SVP, Supply ChainFollow this author
The Hispanic/ Latinx community is one the fastest growing population in the U.S. and as leaders we must ask ourselves and our organizations what do we need to do differently to better prepare, educate and reach this growing talent pool and customer demographic.
Research conducted by UCLA Center for the Study of Latino Health and Culture and the 2020 U.S. Latino GDP Report by the Latino Donor Collaborative found that “U.S. Latinos create the 8th largest economy in the world, at an estimated $2.6 trillion.” Additionally, the “report shows that, from 2005 to 2018, Latinos have consistently had a higher labor force participation rate than the rest of the work force in the U.S.” It is important for us to understand the significance of the value of the Hispanic/ Latinx marketplace and what this community brings to the business.
Hispanic/Latinx consumers are among the most loyal segments yielding a high lifetime value. Brand loyalty transcends generations in our community. I grew up with brands like Bimbo and Fabuloso that became staples in my household that I still buy and enjoy with my family today. Organizations must ask of themselves what investments can be made to cultivate more awareness and loyalty among this growing population. We have prioritized investing in our digital transformation and loyalty program but still have a great growth opportunity to better engage with the Hispanic/Latinx consumer, candidate and community. To build generational loyalty we must be more strategic and intentional in how we serve and support this community.
Organizations need to be more equitable and include Hispanic/Latinx and professionals of color in positions with impact that make better decisions to drive change. There continues to be barriers to entry and access to equitable compensation and opportunities for advancement for professionals of color and diverse candidates. As a start, an investment in diversifying recruitment channels and a strong partnership with Talent Acquisition is required to attract, cultivate and nurture diverse talent in the organization.
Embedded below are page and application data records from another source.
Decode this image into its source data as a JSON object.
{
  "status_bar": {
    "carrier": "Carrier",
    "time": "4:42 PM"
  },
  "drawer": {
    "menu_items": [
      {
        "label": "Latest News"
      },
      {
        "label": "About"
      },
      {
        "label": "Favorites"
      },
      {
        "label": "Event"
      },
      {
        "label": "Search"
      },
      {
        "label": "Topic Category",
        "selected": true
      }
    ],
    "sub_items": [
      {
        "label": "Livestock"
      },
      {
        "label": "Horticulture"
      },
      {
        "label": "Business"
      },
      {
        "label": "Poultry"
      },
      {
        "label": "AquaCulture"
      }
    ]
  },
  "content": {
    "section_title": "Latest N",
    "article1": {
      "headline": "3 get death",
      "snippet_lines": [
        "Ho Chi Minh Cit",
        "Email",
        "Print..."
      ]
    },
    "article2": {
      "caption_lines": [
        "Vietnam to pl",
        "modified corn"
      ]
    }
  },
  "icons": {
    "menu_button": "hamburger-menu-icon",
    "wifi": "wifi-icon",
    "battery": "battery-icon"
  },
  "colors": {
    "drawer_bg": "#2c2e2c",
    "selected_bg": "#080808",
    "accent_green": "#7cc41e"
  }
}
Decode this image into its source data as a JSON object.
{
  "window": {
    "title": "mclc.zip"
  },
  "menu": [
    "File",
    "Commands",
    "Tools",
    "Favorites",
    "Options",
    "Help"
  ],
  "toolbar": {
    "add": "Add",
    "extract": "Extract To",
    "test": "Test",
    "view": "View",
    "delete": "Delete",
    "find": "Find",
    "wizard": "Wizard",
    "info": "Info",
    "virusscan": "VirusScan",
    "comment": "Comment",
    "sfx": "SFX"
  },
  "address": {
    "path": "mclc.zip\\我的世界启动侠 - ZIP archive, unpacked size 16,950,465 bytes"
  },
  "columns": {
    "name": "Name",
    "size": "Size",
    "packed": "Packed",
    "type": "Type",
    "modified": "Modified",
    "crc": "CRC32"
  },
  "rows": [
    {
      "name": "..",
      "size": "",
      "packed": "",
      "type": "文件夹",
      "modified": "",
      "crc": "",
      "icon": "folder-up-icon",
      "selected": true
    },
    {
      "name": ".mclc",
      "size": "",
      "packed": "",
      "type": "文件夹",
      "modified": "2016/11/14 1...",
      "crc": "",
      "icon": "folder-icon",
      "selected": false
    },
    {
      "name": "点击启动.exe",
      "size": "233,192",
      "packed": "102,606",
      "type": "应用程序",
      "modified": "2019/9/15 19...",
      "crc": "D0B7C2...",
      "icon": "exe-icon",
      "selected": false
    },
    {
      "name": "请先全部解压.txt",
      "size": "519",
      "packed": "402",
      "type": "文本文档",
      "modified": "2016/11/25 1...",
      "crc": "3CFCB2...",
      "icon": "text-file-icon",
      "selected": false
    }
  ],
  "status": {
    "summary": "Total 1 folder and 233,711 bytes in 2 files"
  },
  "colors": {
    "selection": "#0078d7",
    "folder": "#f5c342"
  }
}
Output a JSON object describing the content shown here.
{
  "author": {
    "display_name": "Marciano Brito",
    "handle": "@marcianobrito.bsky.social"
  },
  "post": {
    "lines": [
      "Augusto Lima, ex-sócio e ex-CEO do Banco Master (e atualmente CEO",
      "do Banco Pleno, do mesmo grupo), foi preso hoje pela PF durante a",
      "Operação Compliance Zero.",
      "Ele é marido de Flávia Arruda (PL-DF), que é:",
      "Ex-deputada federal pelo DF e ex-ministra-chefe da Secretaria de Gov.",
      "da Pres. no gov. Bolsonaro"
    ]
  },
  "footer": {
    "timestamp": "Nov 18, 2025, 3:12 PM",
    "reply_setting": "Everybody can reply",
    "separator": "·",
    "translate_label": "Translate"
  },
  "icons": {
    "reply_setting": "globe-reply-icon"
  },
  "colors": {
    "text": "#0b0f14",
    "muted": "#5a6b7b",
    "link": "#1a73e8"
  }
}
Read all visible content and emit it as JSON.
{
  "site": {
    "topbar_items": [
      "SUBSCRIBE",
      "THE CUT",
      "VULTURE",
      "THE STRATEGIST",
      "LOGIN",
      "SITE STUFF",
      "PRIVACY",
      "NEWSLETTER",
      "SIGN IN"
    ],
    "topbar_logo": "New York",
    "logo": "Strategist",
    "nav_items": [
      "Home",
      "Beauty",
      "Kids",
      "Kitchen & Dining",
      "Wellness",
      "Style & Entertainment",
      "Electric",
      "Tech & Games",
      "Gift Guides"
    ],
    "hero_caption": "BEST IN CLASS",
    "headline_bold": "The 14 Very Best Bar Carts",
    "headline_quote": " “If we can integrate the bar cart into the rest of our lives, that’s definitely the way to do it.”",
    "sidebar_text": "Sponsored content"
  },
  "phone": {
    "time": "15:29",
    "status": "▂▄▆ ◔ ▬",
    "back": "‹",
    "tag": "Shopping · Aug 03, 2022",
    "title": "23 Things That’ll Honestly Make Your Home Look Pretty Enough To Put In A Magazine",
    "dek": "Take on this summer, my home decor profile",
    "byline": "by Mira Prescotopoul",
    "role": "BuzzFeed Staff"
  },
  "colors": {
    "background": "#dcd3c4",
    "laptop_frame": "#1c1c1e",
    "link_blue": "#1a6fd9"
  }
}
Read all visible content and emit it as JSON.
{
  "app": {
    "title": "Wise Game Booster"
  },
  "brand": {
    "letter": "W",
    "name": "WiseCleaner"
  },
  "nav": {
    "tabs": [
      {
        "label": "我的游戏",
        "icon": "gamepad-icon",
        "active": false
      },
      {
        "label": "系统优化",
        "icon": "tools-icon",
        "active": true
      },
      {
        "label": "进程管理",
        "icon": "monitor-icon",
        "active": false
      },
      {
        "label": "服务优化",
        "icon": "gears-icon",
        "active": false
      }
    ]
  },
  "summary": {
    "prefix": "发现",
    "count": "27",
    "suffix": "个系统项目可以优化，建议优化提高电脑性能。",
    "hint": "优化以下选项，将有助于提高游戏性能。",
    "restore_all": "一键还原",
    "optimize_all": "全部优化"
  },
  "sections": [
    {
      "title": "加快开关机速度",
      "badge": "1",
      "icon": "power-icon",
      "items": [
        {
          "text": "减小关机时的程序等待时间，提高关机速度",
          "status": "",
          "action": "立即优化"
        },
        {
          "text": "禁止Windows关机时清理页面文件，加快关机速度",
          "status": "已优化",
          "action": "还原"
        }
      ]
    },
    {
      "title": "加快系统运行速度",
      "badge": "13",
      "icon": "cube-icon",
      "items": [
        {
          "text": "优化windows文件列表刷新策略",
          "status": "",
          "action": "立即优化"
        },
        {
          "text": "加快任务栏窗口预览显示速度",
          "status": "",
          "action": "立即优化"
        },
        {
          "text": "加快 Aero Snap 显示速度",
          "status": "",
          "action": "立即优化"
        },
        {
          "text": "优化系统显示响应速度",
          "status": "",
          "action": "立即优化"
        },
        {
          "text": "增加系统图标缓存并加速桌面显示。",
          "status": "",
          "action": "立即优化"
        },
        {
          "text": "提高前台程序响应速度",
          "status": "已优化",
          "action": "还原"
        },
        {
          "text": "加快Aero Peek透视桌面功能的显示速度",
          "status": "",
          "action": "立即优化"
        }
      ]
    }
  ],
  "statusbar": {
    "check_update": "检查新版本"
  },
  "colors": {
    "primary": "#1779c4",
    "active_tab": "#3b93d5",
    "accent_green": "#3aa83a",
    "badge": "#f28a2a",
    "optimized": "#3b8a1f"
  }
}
More importantly, to build a culture of inclusion and equity, we as leaders have a responsibility to provide a path for this emerging talent to train and develop our future leaders. We must stop doing and being mediocre, if we expect to achieve greatness.We must better educate and prepare the future leaders of our communities and organizations to mirror our current and growing populations. At World Market, I am proud to serve on our Inclusion Committee that is actively developing such programs and partnerships to address the need for more equity. We as leaders must advocate for emerging talent, we must better serve diverse communities to have their voices be heard, valued and have a meaningful impact across the organization.
La familia y comunidad-the family and community are at the heart and root of Hispanic/Latinx culture. Organizations will not successfully create lifetime customer loyalty, attract and retain talent in the Hispanic/Latinx segment without first contributing to our communities and becoming part of the family. We as organizations need to actively build relationships and networks through social impact to better understand, represent and serve these communities. Through supplier and inventory diversification we can serve these communities with products where they feel better represented and understood. Through volunteerism and social impact, we can start to build up these communities. By being thoughtful in how we make our business a reflection of diverse communities, we build momentum in developing a more equitable and welcoming work place for emerging talent. The success of my organization will be driven by better reflecting a genuine interest in our customers, community and the world.